▶ _Data records for software interfaces_:
_ _ _ _

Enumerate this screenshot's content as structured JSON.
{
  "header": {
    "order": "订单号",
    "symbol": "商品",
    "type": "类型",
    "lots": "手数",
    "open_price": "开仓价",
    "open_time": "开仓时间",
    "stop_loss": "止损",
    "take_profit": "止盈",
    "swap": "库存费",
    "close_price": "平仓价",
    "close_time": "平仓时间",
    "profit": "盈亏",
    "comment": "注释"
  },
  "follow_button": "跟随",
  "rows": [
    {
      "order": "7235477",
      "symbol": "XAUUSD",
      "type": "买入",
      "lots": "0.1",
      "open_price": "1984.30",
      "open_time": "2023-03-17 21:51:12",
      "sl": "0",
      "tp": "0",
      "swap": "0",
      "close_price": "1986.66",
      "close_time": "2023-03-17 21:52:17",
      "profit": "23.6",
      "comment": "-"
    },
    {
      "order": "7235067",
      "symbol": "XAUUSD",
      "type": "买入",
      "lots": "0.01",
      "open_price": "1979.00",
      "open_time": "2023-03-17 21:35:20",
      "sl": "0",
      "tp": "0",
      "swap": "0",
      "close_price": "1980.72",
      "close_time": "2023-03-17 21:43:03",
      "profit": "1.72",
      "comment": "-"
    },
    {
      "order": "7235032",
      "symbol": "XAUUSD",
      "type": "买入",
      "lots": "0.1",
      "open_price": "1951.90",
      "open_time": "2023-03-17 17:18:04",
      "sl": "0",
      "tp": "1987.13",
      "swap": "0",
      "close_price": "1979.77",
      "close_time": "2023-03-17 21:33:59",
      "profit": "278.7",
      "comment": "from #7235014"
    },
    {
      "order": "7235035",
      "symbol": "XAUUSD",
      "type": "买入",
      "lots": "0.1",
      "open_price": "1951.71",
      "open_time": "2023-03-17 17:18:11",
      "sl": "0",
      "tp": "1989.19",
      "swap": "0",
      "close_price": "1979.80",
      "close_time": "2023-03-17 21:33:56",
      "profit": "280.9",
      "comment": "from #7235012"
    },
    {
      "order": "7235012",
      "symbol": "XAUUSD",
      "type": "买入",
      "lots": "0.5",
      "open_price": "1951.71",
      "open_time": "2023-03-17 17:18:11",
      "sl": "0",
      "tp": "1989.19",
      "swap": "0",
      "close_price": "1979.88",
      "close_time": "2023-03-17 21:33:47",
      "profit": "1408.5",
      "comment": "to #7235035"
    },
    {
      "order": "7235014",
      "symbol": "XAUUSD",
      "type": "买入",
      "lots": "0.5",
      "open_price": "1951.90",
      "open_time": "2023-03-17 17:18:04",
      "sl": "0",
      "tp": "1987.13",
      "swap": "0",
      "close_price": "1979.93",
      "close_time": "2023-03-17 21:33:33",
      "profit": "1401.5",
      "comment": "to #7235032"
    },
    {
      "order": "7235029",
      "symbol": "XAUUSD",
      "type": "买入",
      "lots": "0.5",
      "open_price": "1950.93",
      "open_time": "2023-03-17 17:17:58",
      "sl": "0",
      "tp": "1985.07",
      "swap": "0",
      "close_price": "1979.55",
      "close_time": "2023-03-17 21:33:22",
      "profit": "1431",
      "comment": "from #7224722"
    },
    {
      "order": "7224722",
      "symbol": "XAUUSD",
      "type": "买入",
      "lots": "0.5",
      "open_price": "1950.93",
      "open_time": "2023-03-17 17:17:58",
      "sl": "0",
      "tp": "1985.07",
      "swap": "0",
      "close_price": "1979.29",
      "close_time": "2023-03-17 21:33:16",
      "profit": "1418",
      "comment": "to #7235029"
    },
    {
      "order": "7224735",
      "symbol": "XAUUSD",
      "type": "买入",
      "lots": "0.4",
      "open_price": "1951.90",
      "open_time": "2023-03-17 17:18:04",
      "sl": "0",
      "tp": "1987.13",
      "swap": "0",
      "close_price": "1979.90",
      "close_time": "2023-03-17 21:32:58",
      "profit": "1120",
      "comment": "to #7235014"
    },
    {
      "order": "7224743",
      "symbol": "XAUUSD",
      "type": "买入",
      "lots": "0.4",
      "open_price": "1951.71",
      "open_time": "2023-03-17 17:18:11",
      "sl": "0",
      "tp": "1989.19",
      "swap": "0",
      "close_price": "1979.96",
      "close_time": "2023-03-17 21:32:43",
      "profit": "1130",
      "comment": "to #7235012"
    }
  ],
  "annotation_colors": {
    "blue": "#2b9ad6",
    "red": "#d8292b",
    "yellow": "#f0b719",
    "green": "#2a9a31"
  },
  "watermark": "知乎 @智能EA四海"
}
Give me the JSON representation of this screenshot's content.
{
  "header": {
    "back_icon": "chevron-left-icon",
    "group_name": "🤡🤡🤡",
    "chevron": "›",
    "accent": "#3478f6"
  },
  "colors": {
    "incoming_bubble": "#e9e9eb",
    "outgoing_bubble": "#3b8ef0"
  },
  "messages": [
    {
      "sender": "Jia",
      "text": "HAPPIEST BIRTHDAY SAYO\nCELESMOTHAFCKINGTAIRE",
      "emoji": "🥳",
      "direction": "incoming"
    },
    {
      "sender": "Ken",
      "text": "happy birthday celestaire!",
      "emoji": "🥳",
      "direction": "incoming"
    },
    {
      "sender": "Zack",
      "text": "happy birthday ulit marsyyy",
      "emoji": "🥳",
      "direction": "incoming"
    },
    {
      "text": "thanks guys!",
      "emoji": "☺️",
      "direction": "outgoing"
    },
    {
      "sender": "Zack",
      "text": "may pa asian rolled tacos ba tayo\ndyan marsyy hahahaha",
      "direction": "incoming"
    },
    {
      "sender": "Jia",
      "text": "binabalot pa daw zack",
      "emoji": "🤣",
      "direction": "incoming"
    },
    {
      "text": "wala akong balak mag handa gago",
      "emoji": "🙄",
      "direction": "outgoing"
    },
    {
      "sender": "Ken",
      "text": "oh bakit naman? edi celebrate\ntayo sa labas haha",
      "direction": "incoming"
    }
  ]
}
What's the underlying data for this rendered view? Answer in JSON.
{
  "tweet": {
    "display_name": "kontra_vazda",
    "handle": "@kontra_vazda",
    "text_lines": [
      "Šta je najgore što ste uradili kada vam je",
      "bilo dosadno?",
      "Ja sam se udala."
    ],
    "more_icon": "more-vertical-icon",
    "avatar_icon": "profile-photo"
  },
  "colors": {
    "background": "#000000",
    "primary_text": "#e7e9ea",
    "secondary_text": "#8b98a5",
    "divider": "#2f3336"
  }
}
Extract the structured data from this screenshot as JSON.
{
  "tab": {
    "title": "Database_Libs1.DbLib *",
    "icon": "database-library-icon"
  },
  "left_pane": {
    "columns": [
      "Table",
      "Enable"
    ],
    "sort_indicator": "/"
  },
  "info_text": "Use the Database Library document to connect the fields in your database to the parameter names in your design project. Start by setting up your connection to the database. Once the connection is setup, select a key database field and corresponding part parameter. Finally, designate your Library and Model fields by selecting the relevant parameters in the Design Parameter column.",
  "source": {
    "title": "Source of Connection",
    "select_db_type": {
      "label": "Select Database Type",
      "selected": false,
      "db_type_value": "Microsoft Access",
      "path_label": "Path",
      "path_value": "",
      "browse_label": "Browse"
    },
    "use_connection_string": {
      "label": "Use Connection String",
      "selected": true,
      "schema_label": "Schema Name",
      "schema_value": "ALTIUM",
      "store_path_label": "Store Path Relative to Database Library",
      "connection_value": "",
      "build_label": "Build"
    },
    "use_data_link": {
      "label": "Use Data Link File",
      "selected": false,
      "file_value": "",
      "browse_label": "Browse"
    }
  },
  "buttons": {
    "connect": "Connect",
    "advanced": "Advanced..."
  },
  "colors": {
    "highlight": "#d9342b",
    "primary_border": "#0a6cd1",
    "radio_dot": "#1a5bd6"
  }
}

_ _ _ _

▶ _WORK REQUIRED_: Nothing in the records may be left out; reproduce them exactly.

▶ _WRITTEN REPLY_:
Enumerate this screenshot's content as structured JSON.
{
  "header": {
    "order": "订单号",
    "symbol": "商品",
    "type": "类型",
    "lots": "手数",
    "open_price": "开仓价",
    "open_time": "开仓时间",
    "stop_loss": "止损",
    "take_profit": "止盈",
    "swap": "库存费",
    "close_price": "平仓价",
    "close_time": "平仓时间",
    "profit": "盈亏",
    "comment": "注释"
  },
  "follow_button": "跟随",
  "rows": [
    {
      "order": "7235477",
      "symbol": "XAUUSD",
      "type": "买入",
      "lots": "0.1",
      "open_price": "1984.30",
      "open_time": "2023-03-17 21:51:12",
      "sl": "0",
      "tp": "0",
      "swap": "0",
      "close_price": "1986.66",
      "close_time": "2023-03-17 21:52:17",
      "profit": "23.6",
      "comment": "-"
    },
    {
      "order": "7235067",
      "symbol": "XAUUSD",
      "type": "买入",
      "lots": "0.01",
      "open_price": "1979.00",
      "open_time": "2023-03-17 21:35:20",
      "sl": "0",
      "tp": "0",
      "swap": "0",
      "close_price": "1980.72",
      "close_time": "2023-03-17 21:43:03",
      "profit": "1.72",
      "comment": "-"
    },
    {
      "order": "7235032",
      "symbol": "XAUUSD",
      "type": "买入",
      "lots": "0.1",
      "open_price": "1951.90",
      "open_time": "2023-03-17 17:18:04",
      "sl": "0",
      "tp": "1987.13",
      "swap": "0",
      "close_price": "1979.77",
      "close_time": "2023-03-17 21:33:59",
      "profit": "278.7",
      "comment": "from #7235014"
    },
    {
      "order": "7235035",
      "symbol": "XAUUSD",
      "type": "买入",
      "lots": "0.1",
      "open_price": "1951.71",
      "open_time": "2023-03-17 17:18:11",
      "sl": "0",
      "tp": "1989.19",
      "swap": "0",
      "close_price": "1979.80",
      "close_time": "2023-03-17 21:33:56",
      "profit": "280.9",
      "comment": "from #7235012"
    },
    {
      "order": "7235012",
      "symbol": "XAUUSD",
      "type": "买入",
      "lots": "0.5",
      "open_price": "1951.71",
      "open_time": "2023-03-17 17:18:11",
      "sl": "0",
      "tp": "1989.19",
      "swap": "0",
      "close_price": "1979.88",
      "close_time": "2023-03-17 21:33:47",
      "profit": "1408.5",
      "comment": "to #7235035"
    },
    {
      "order": "7235014",
      "symbol": "XAUUSD",
      "type": "买入",
      "lots": "0.5",
      "open_price": "1951.90",
      "open_time": "2023-03-17 17:18:04",
      "sl": "0",
      "tp": "1987.13",
      "swap": "0",
      "close_price": "1979.93",
      "close_time": "2023-03-17 21:33:33",
      "profit": "1401.5",
      "comment": "to #7235032"
    },
    {
      "order": "7235029",
      "symbol": "XAUUSD",
      "type": "买入",
      "lots": "0.5",
      "open_price": "1950.93",
      "open_time": "2023-03-17 17:17:58",
      "sl": "0",
      "tp": "1985.07",
      "swap": "0",
      "close_price": "1979.55",
      "close_time": "2023-03-17 21:33:22",
      "profit": "1431",
      "comment": "from #7224722"
    },
    {
      "order": "7224722",
      "symbol": "XAUUSD",
      "type": "买入",
      "lots": "0.5",
      "open_price": "1950.93",
      "open_time": "2023-03-17 17:17:58",
      "sl": "0",
      "tp": "1985.07",
      "swap": "0",
      "close_price": "1979.29",
      "close_time": "2023-03-17 21:33:16",
      "profit": "1418",
      "comment": "to #7235029"
    },
    {
      "order": "7224735",
      "symbol": "XAUUSD",
      "type": "买入",
      "lots": "0.4",
      "open_price": "1951.90",
      "open_time": "2023-03-17 17:18:04",
      "sl": "0",
      "tp": "1987.13",
      "swap": "0",
      "close_price": "1979.90",
      "close_time": "2023-03-17 21:32:58",
      "profit": "1120",
      "comment": "to #7235014"
    },
    {
      "order": "7224743",
      "symbol": "XAUUSD",
      "type": "买入",
      "lots": "0.4",
      "open_price": "1951.71",
      "open_time": "2023-03-17 17:18:11",
      "sl": "0",
      "tp": "1989.19",
      "swap": "0",
      "close_price": "1979.96",
      "close_time": "2023-03-17 21:32:43",
      "profit": "1130",
      "comment": "to #7235012"
    }
  ],
  "annotation_colors": {
    "blue": "#2b9ad6",
    "red": "#d8292b",
    "yellow": "#f0b719",
    "green": "#2a9a31"
  },
  "watermark": "知乎 @智能EA四海"
}
Give me the JSON representation of this screenshot's content.
{
  "header": {
    "back_icon": "chevron-left-icon",
    "group_name": "🤡🤡🤡",
    "chevron": "›",
    "accent": "#3478f6"
  },
  "colors": {
    "incoming_bubble": "#e9e9eb",
    "outgoing_bubble": "#3b8ef0"
  },
  "messages": [
    {
      "sender": "Jia",
      "text": "HAPPIEST BIRTHDAY SAYO\nCELESMOTHAFCKINGTAIRE",
      "emoji": "🥳",
      "direction": "incoming"
    },
    {
      "sender": "Ken",
      "text": "happy birthday celestaire!",
      "emoji": "🥳",
      "direction": "incoming"
    },
    {
      "sender": "Zack",
      "text": "happy birthday ulit marsyyy",
      "emoji": "🥳",
      "direction": "incoming"
    },
    {
      "text": "thanks guys!",
      "emoji": "☺️",
      "direction": "outgoing"
    },
    {
      "sender": "Zack",
      "text": "may pa asian rolled tacos ba tayo\ndyan marsyy hahahaha",
      "direction": "incoming"
    },
    {
      "sender": "Jia",
      "text": "binabalot pa daw zack",
      "emoji": "🤣",
      "direction": "incoming"
    },
    {
      "text": "wala akong balak mag handa gago",
      "emoji": "🙄",
      "direction": "outgoing"
    },
    {
      "sender": "Ken",
      "text": "oh bakit naman? edi celebrate\ntayo sa labas haha",
      "direction": "incoming"
    }
  ]
}
What's the underlying data for this rendered view? Answer in JSON.
{
  "tweet": {
    "display_name": "kontra_vazda",
    "handle": "@kontra_vazda",
    "text_lines": [
      "Šta je najgore što ste uradili kada vam je",
      "bilo dosadno?",
      "Ja sam se udala."
    ],
    "more_icon": "more-vertical-icon",
    "avatar_icon": "profile-photo"
  },
  "colors": {
    "background": "#000000",
    "primary_text": "#e7e9ea",
    "secondary_text": "#8b98a5",
    "divider": "#2f3336"
  }
}
Extract the structured data from this screenshot as JSON.
{
  "tab": {
    "title": "Database_Libs1.DbLib *",
    "icon": "database-library-icon"
  },
  "left_pane": {
    "columns": [
      "Table",
      "Enable"
    ],
    "sort_indicator": "/"
  },
  "info_text": "Use the Database Library document to connect the fields in your database to the parameter names in your design project. Start by setting up your connection to the database. Once the connection is setup, select a key database field and corresponding part parameter. Finally, designate your Library and Model fields by selecting the relevant parameters in the Design Parameter column.",
  "source": {
    "title": "Source of Connection",
    "select_db_type": {
      "label": "Select Database Type",
      "selected": false,
      "db_type_value": "Microsoft Access",
      "path_label": "Path",
      "path_value": "",
      "browse_label": "Browse"
    },
    "use_connection_string": {
      "label": "Use Connection String",
      "selected": true,
      "schema_label": "Schema Name",
      "schema_value": "ALTIUM",
      "store_path_label": "Store Path Relative to Database Library",
      "connection_value": "",
      "build_label": "Build"
    },
    "use_data_link": {
      "label": "Use Data Link File",
      "selected": false,
      "file_value": "",
      "browse_label": "Browse"
    }
  },
  "buttons": {
    "connect": "Connect",
    "advanced": "Advanced..."
  },
  "colors": {
    "highlight": "#d9342b",
    "primary_border": "#0a6cd1",
    "radio_dot": "#1a5bd6"
  }
}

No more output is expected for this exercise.